According to Jesse Schell, author of The Art of Game Design: A Book of Lenses, a resonance is the quality of a game's theme that "touches players deeply," makes an impact (53). To Schell, there are two types of resonant themes: experience-based themes and truth-based themes.
Experience-based Themes are resonant with players because they fulfill player fantasies and desires in some way. Schell uses the example of his work on Pirates of the Caribbean: Battle for Buccaneer Gold, a virtual reality experience in a Disney park. The "fantasy of being a pirate," according to Schell, is powerful not only because nearly everyone has had it at some point, but because "it resonates with our desire to be free [...] do what we want, when we want to" (53).
Truth-based Themes are resonant with players because they affirm deeply held personal beliefs of the people who play the game. As an example, Schell uses the plot of The Titanic.

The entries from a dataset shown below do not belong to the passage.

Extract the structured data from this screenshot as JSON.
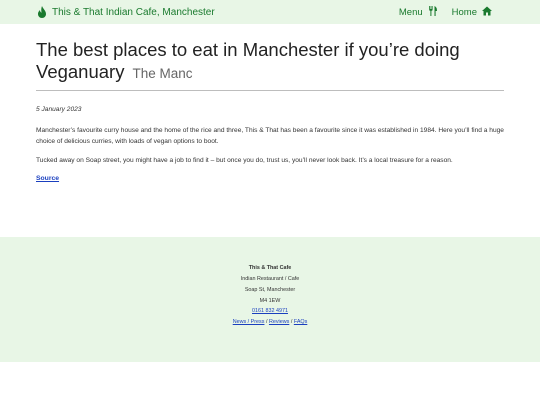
{
  "header": {
    "brand_label": "This & That Indian Cafe, Manchester",
    "menu_label": "Menu",
    "home_label": "Home"
  },
  "article": {
    "title": "The best places to eat in Manchester if you’re doing Veganuary",
    "source_name": "The Manc",
    "date": "5 January 2023",
    "paragraph1": "Manchester’s favourite curry house and the home of the rice and three, This & That has been a favourite since it was established in 1984. Here you’ll find a huge choice of delicious curries, with loads of vegan options to boot.",
    "paragraph2": "Tucked away on Soap street, you might have a job to find it – but once you do, trust us, you’ll never look back. It’s a local treasure for a reason.",
    "source_link": "Source"
  },
  "footer": {
    "name": "This & That Cafe",
    "type": "Indian Restaurant / Cafe",
    "street": "Soap St, Manchester",
    "postcode": "M4 1EW",
    "phone": "0161 832 4971",
    "links": [
      "News / Press",
      "Reviews",
      "FAQs"
    ],
    "separator": " / "
  },
  "colors": {
    "accent": "#1a7a2e",
    "band": "#e8f6e6",
    "link": "#1a3fbf"
  },
  "icons": {
    "brand": "flame-icon",
    "menu": "cutlery-icon",
    "home": "home-icon"
  }
}
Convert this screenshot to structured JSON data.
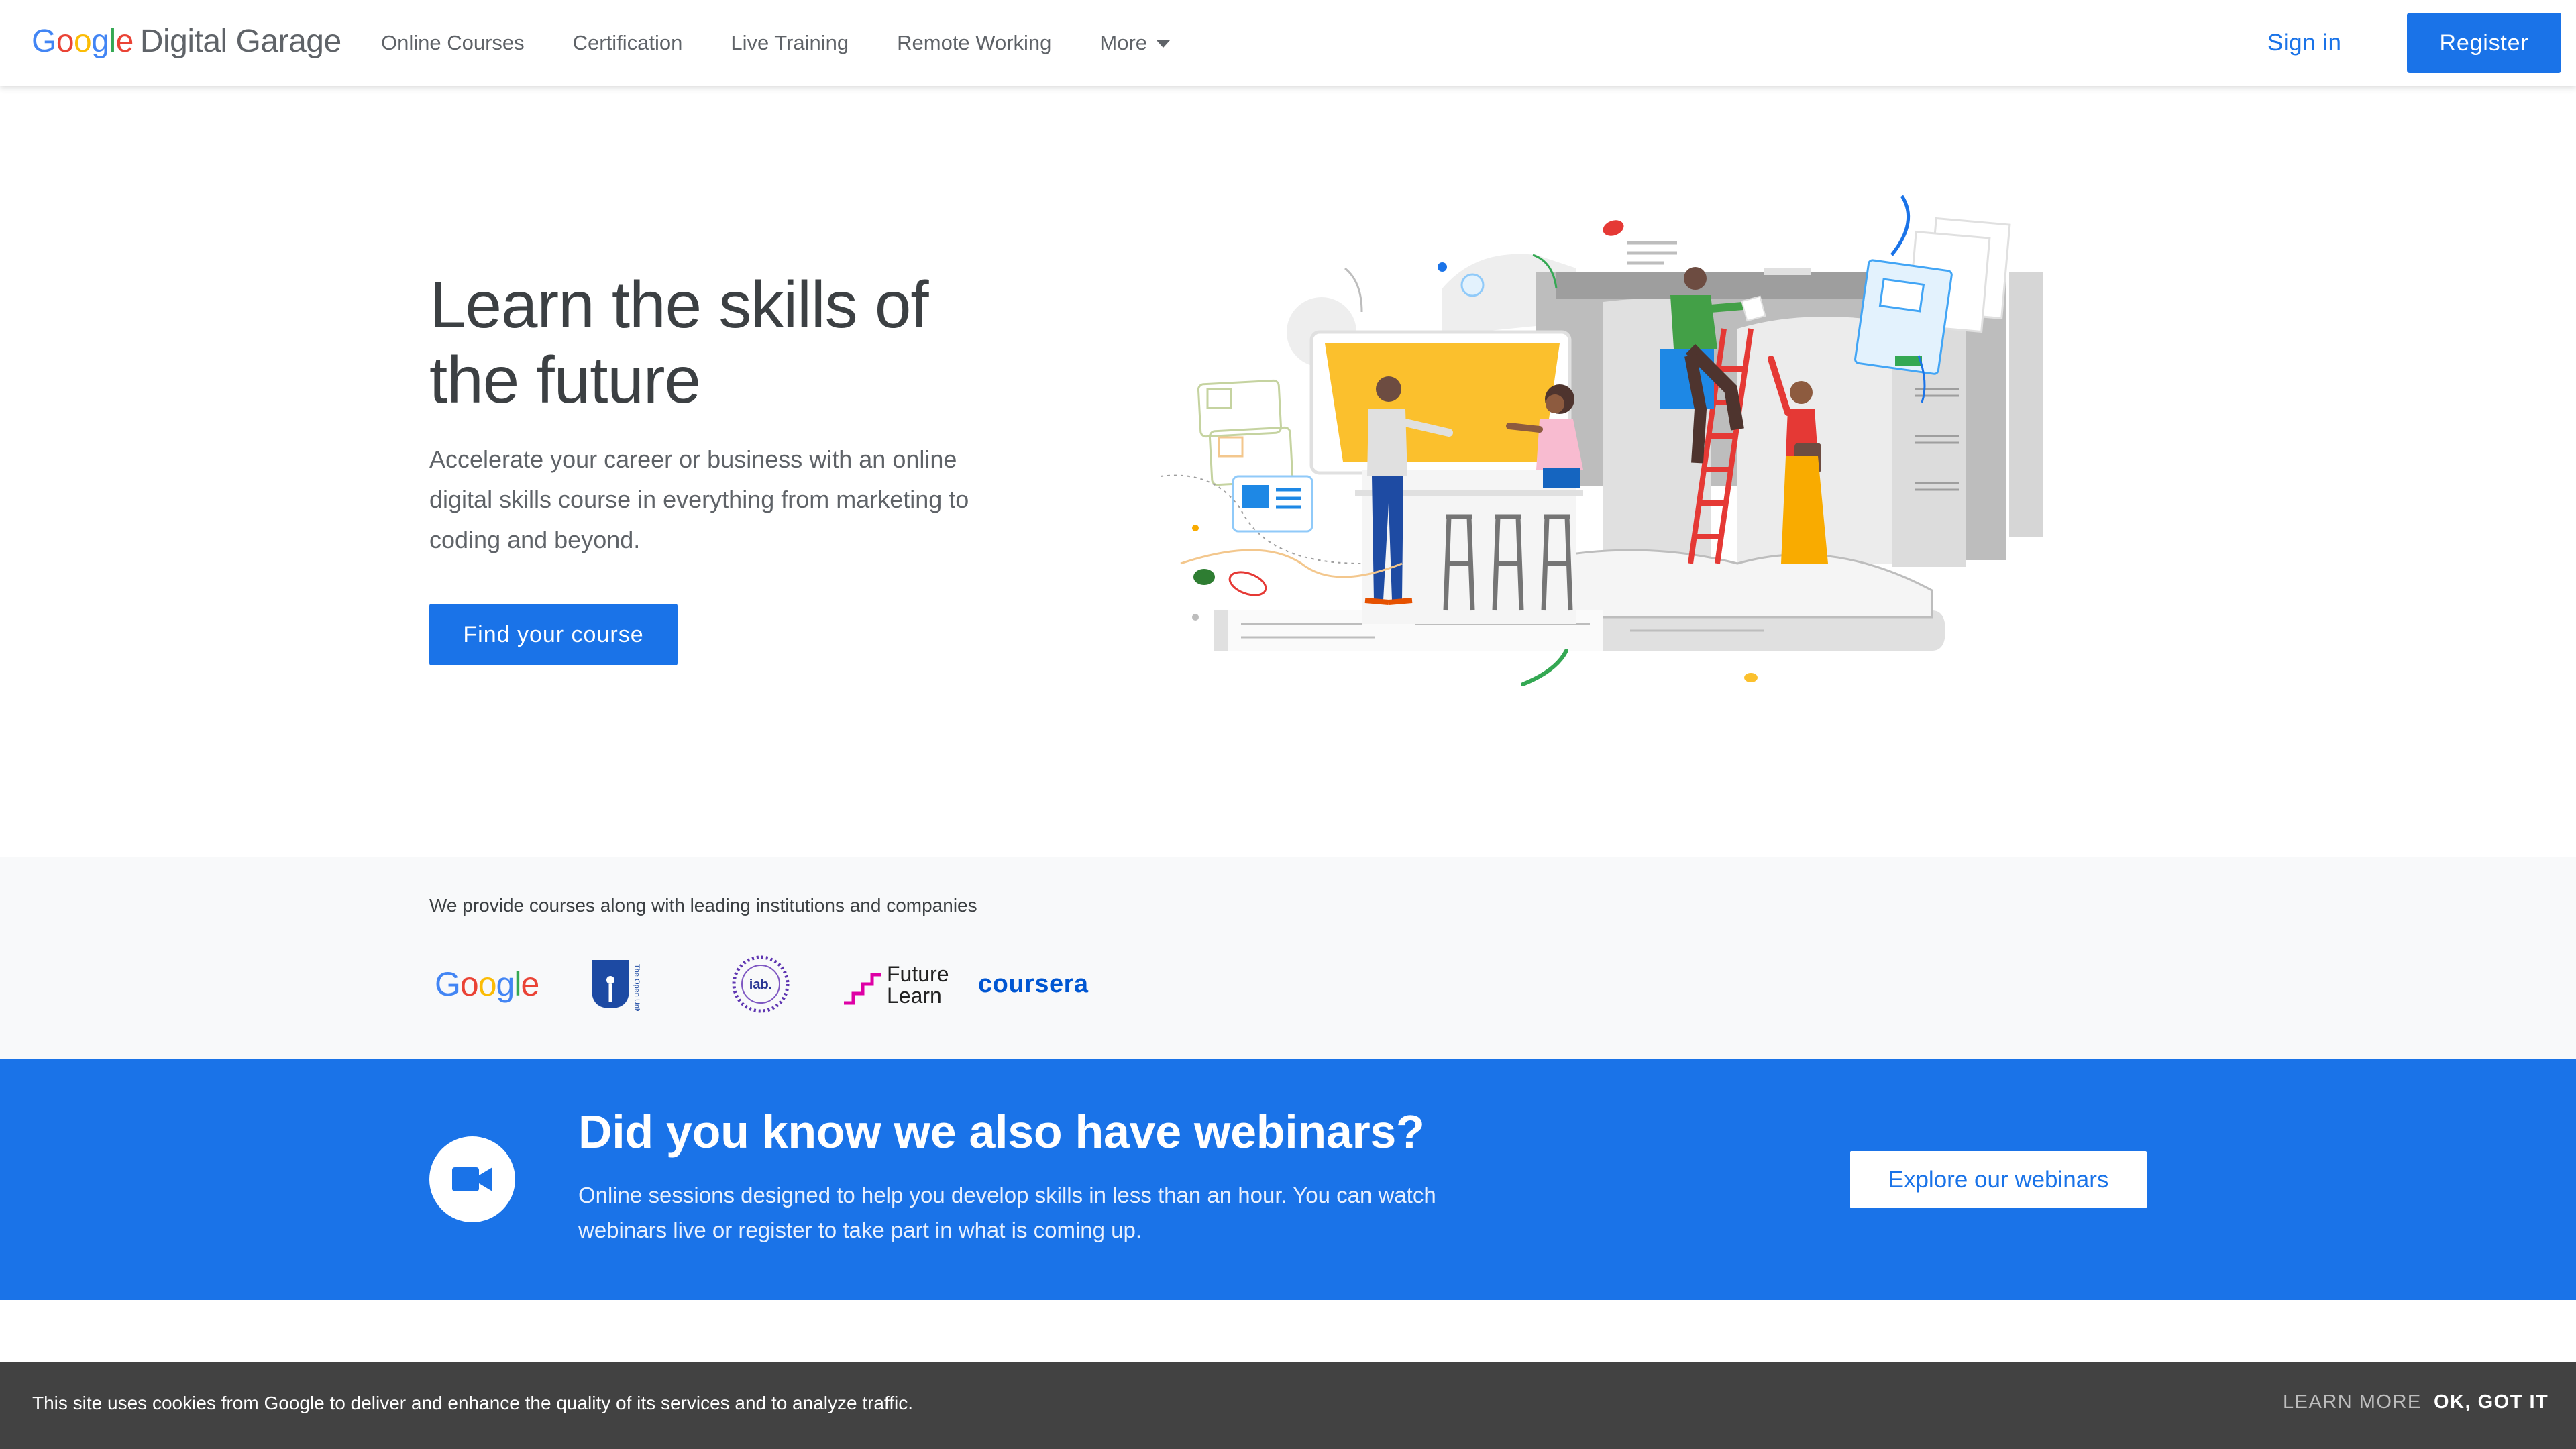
{
  "header": {
    "logo_google": [
      "G",
      "o",
      "o",
      "g",
      "l",
      "e"
    ],
    "logo_google_colors": [
      "#4285F4",
      "#EA4335",
      "#FBBC05",
      "#4285F4",
      "#34A853",
      "#EA4335"
    ],
    "logo_product": "Digital Garage",
    "nav": [
      {
        "label": "Online Courses"
      },
      {
        "label": "Certification"
      },
      {
        "label": "Live Training"
      },
      {
        "label": "Remote Working"
      }
    ],
    "more_label": "More",
    "more_icon": "caret-down-icon",
    "signin_label": "Sign in",
    "register_label": "Register"
  },
  "hero": {
    "title_line1": "Learn the skills of",
    "title_line2": "the future",
    "subtitle": "Accelerate your career or business with an online digital skills course in everything from marketing to coding and beyond.",
    "cta_label": "Find your course"
  },
  "partners": {
    "label": "We provide courses along with leading institutions and companies",
    "logos": {
      "google": "Google",
      "open_university": "The Open University",
      "iab": "iab.",
      "futurelearn_line1": "Future",
      "futurelearn_line2": "Learn",
      "coursera": "coursera"
    }
  },
  "webinar": {
    "icon": "video-camera-icon",
    "title": "Did you know we also have webinars?",
    "subtitle": "Online sessions designed to help you develop skills in less than an hour. You can watch webinars live or register to take part in what is coming up.",
    "button_label": "Explore our webinars"
  },
  "cookie": {
    "text": "This site uses cookies from Google to deliver and enhance the quality of its services and to analyze traffic.",
    "learn_more": "LEARN MORE",
    "ok": "OK, GOT IT"
  },
  "colors": {
    "accent": "#1a73e8",
    "cookie_bg": "#424242",
    "partners_bg": "#f8f9fa"
  }
}
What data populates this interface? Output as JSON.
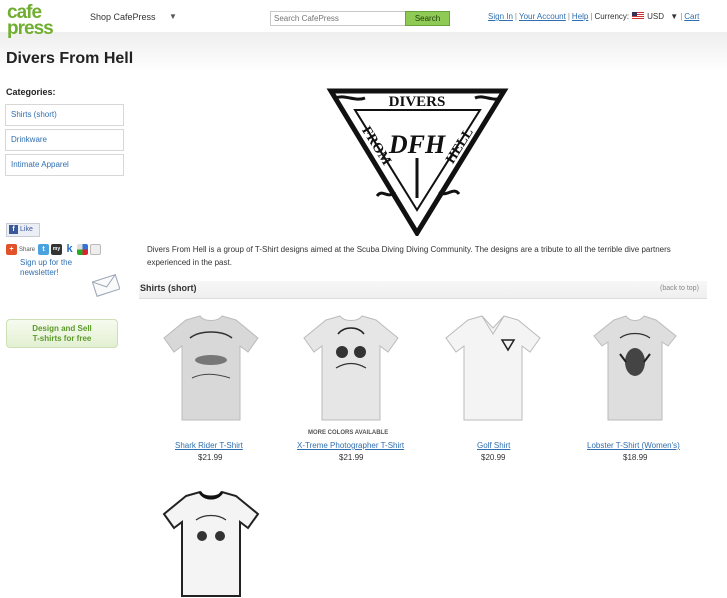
{
  "header": {
    "logo_line1": "cafe",
    "logo_line2": "press",
    "shop_label": "Shop CafePress",
    "search_placeholder": "Search CafePress",
    "search_button": "Search",
    "sign_in": "Sign In",
    "your_account": "Your Account",
    "help": "Help",
    "currency_label": "Currency:",
    "currency_value": "USD",
    "cart": "Cart"
  },
  "page": {
    "title": "Divers From Hell",
    "description": "Divers From Hell is a group of T-Shirt designs aimed at the Scuba Diving Diving Community. The designs are a tribute to all the terrible dive partners experienced in the past."
  },
  "sidebar": {
    "categories_heading": "Categories:",
    "categories": [
      {
        "label": "Shirts (short)"
      },
      {
        "label": "Drinkware"
      },
      {
        "label": "Intimate Apparel"
      }
    ],
    "like_label": "Like",
    "share_label": "Share",
    "newsletter": "Sign up for the newsletter!",
    "design_line1": "Design and Sell",
    "design_line2": "T-shirts for free"
  },
  "logo_art": {
    "top_text": "DIVERS",
    "left_text": "FROM",
    "right_text": "HELL",
    "center_text": "DFH"
  },
  "section": {
    "title": "Shirts (short)",
    "back_to_top": "(back to top)",
    "more_colors": "MORE COLORS AVAILABLE"
  },
  "products": [
    {
      "name": "Shark Rider T-Shirt",
      "price": "$21.99",
      "color": "#d8d8d8"
    },
    {
      "name": "X-Treme Photographer T-Shirt",
      "price": "$21.99",
      "color": "#e6e6e6"
    },
    {
      "name": "Golf Shirt",
      "price": "$20.99",
      "color": "#f4f4f4"
    },
    {
      "name": "Lobster T-Shirt (Women's)",
      "price": "$18.99",
      "color": "#dedede"
    },
    {
      "name": "",
      "price": "",
      "color": "#f4f4f4"
    }
  ],
  "colors": {
    "brand_green": "#6fae2f",
    "link_blue": "#2f6fb0",
    "search_button_green": "#8fcb54"
  },
  "icons": [
    "chevron-down-icon",
    "us-flag-icon",
    "facebook-icon",
    "share-icon",
    "twitter-icon",
    "myspace-icon",
    "k-icon",
    "delicious-icon",
    "email-icon",
    "envelope-icon"
  ]
}
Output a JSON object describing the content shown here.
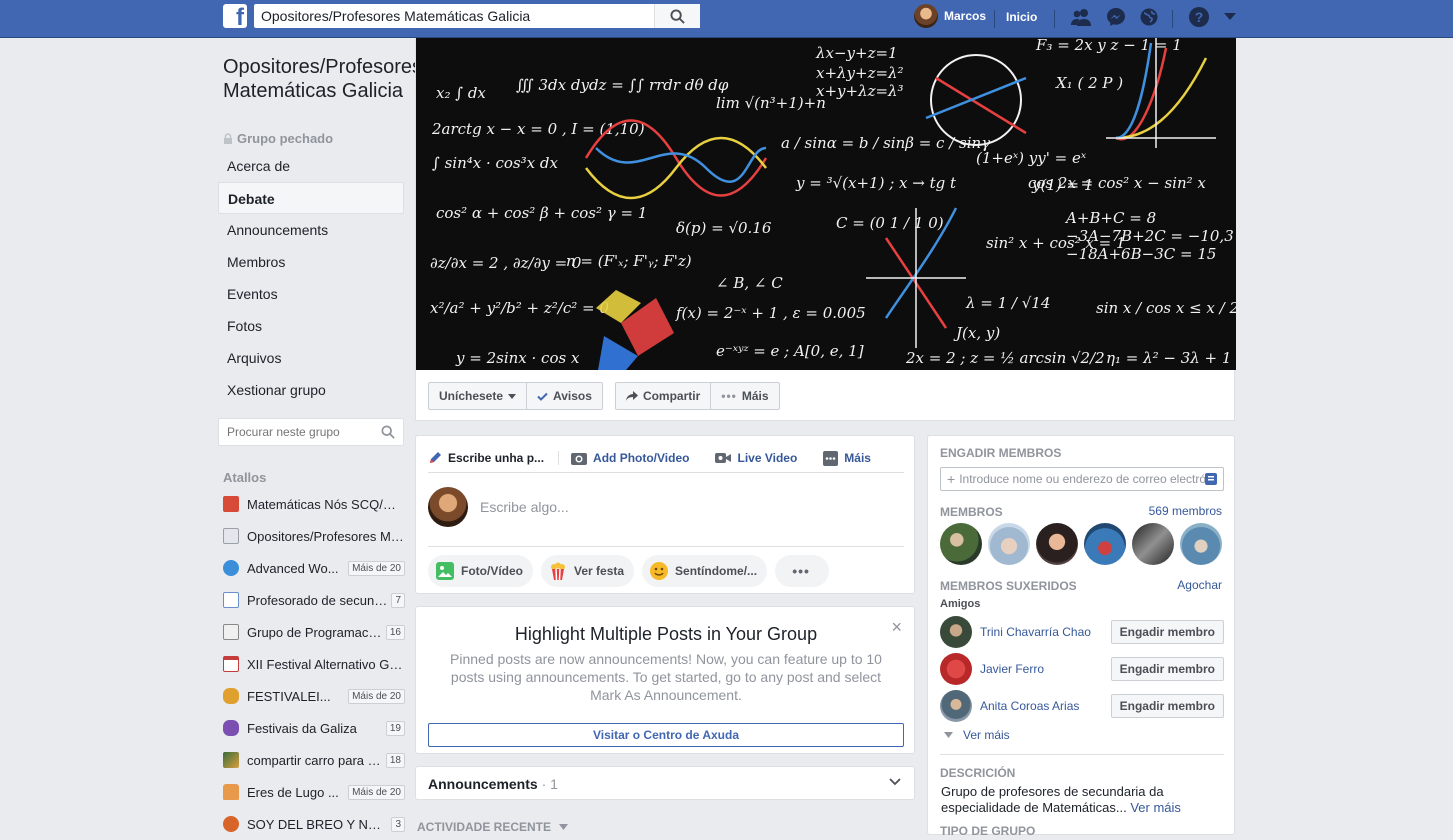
{
  "topbar": {
    "logo": "f",
    "search_value": "Opositores/Profesores Matemáticas Galicia",
    "user_name": "Marcos",
    "home_label": "Inicio",
    "icons": [
      "friend-requests-icon",
      "messenger-icon",
      "notifications-globe-icon",
      "help-icon",
      "account-menu-icon"
    ]
  },
  "group": {
    "title": "Opositores/Profesores Matemáticas Galicia",
    "privacy": "Grupo pechado"
  },
  "nav": [
    {
      "label": "Acerca de",
      "active": false
    },
    {
      "label": "Debate",
      "active": true
    },
    {
      "label": "Announcements",
      "active": false
    },
    {
      "label": "Membros",
      "active": false
    },
    {
      "label": "Eventos",
      "active": false
    },
    {
      "label": "Fotos",
      "active": false
    },
    {
      "label": "Arquivos",
      "active": false
    },
    {
      "label": "Xestionar grupo",
      "active": false
    }
  ],
  "group_search": {
    "placeholder": "Procurar neste grupo"
  },
  "shortcuts": {
    "title": "Atallos",
    "items": [
      {
        "label": "Matemáticas Nós SCQ/Matemáticas...",
        "badge": "",
        "color": "#d84a38"
      },
      {
        "label": "Opositores/Profesores Matemáticas Galicia",
        "badge": "",
        "color": "#9aa0a8"
      },
      {
        "label": "Advanced Wo...",
        "badge": "Máis de 20",
        "color": "#3a8fd8"
      },
      {
        "label": "Profesorado de secundaria",
        "badge": "7",
        "color": "#6b8fc8"
      },
      {
        "label": "Grupo de Programación",
        "badge": "16",
        "color": "#e6e6e6"
      },
      {
        "label": "XII Festival Alternativo Galego",
        "badge": "",
        "color": "#c43c3c"
      },
      {
        "label": "FESTIVALEI...",
        "badge": "Máis de 20",
        "color": "#e0a030"
      },
      {
        "label": "Festivais da Galiza",
        "badge": "19",
        "color": "#7a4fb0"
      },
      {
        "label": "compartir carro para festivais",
        "badge": "18",
        "color": "#3a6b3a"
      },
      {
        "label": "Eres de Lugo ...",
        "badge": "Máis de 20",
        "color": "#e89a4a"
      },
      {
        "label": "SOY DEL BREO Y NO ME MUERO",
        "badge": "3",
        "color": "#d8642a"
      }
    ]
  },
  "cover_actions": [
    {
      "label": "Uníchesete",
      "icon": "dropdown-caret-icon"
    },
    {
      "label": "Avisos",
      "icon": "check-icon"
    },
    {
      "label": "Compartir",
      "icon": "share-arrow-icon"
    },
    {
      "label": "Máis",
      "icon": "more-dots-icon"
    }
  ],
  "composer": {
    "tabs": [
      "Escribe unha p...",
      "Add Photo/Video",
      "Live Video",
      "Máis"
    ],
    "placeholder": "Escribe algo...",
    "pills": [
      "Foto/Vídeo",
      "Ver festa",
      "Sentíndome/..."
    ]
  },
  "highlight": {
    "title": "Highlight Multiple Posts in Your Group",
    "body": "Pinned posts are now announcements! Now, you can feature up to 10 posts using announcements. To get started, go to any post and select Mark As Announcement.",
    "button": "Visitar o Centro de Axuda",
    "close": "×"
  },
  "announcements": {
    "title": "Announcements",
    "count": "· 1"
  },
  "recent": {
    "label": "ACTIVIDADE RECENTE"
  },
  "right": {
    "add_title": "ENGADIR MEMBROS",
    "add_placeholder": "Introduce nome ou enderezo de correo electrónico...",
    "members_title": "MEMBROS",
    "members_count": "569 membros",
    "suggested_title": "MEMBROS SUXERIDOS",
    "hide": "Agochar",
    "friends": "Amigos",
    "suggestions": [
      {
        "name": "Trini Chavarría Chao",
        "button": "Engadir membro"
      },
      {
        "name": "Javier Ferro",
        "button": "Engadir membro"
      },
      {
        "name": "Anita Coroas Arias",
        "button": "Engadir membro"
      }
    ],
    "see_more": "Ver máis",
    "desc_title": "DESCRICIÓN",
    "description": "Grupo de profesores de secundaria da especialidade de Matemáticas...",
    "desc_more": "Ver máis",
    "type_title": "TIPO DE GRUPO"
  }
}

It may have had great production values, but the reason it was so successful was because everything adhered to the resonant theme of "love is more important than life, and stronger than death," in Schell's words (53). Great games (or any form of media) tap into themes like this in order to make an impact on their audience.